When Silvas stopped to pick up the two additional passengers, he noticed that Lonnie Cooper had a gun. Cooper told Silvas to drive to a location where Cooper’s truck was parked. Kaufman related that Cooper broke a window in that vehicle to retrieve another gun and told Silvas to drive him (and the two additional passengers) to the Cooper residence, which Silvas did.
Kaufman said Lonnie Cooper then asked Silvas if he could use his van for a couple of hours.
“Mr. Silvas, who at this point is very afraid, says OK,” Kaufman told the judge. “He has no idea what the van was going to be used for.”
Cooper then gave Silvas his son’s car to drive home.
“Mr. Silvas never got the van back. He had no idea what happened,” Kaufman said. “He didn’t really know these people … Mr. Silvas never saw the van again.”
(The van was used to transport McBride after Cooper shot him.)
Assistant District Attorney Ashley McCuaig added that Silvas met with Lonnie Cooper in an attempt to get the van back and Costilla County law enforcement later contacted Silvas to ask him about the van because Cooper had “spun a story about an injured deer” to explain why there was blood in the van.
McCuaig said Silvas was charged in this case because he did not report what he knew immediately, but he has since agreed to cooperate and testify if necessary in any remaining cases related to the McBride murder.
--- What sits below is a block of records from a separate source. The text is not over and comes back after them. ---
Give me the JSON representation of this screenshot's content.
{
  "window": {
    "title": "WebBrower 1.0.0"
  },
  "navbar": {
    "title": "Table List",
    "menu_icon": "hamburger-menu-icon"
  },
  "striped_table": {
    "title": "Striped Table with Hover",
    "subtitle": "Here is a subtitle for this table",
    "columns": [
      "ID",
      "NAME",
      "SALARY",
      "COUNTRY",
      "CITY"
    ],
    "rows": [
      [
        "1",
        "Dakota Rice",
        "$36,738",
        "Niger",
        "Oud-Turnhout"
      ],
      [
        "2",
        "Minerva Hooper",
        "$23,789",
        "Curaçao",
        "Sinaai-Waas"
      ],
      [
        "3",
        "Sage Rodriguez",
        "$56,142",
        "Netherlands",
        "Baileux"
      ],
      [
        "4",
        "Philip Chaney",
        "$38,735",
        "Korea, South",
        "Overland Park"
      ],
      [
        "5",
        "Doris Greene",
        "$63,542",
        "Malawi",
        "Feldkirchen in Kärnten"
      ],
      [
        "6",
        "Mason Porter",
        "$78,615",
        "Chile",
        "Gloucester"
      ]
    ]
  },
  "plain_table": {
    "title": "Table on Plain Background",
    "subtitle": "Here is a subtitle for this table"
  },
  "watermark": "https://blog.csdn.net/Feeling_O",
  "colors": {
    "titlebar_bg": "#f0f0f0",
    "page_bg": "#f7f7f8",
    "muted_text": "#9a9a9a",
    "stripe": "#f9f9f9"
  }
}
McCuaig said that will not likely be necessary, as most of the defendants have now pleaded in this case.
“We’re down to effectively one case, possibly two,” McCuaig told the judge.
McCuaig added, “We are giving a deferred because Mr. Silvas was a victim in this case to some extent.”
Silvas also has a very minimal criminal record.
McCuaig told the judge the victim’s family, while wanting everyone involved to receive maximum sentences, understands that Silvas’ role was very limited.
Judge Gonzales accepted Silvas’ plea to accessory to a crime and reviewed the plea agreement, which calls for a two-year deferred sentence. At the end of that time if Silvas has complied with all conditions of the sentence, the guilty plea will be withdrawn and the conviction will be removed from his record. If he fails to comply with sentencing terms and conditions, he would be resentenced on this charge, which in the normal sentencing range carries 2-6 years in prison or Community Corrections.
Judge Gonzales told Silvas that if after receiving the pre-sentence report from the probation department and reviewing the case he decided the two-year deferred sentence was not appropriate, he would allow Silvas to withdraw his plea, since his plea was based on the agreement he would receive a deferred sentence.
Judge Gonzales scheduled sentencing for December 20.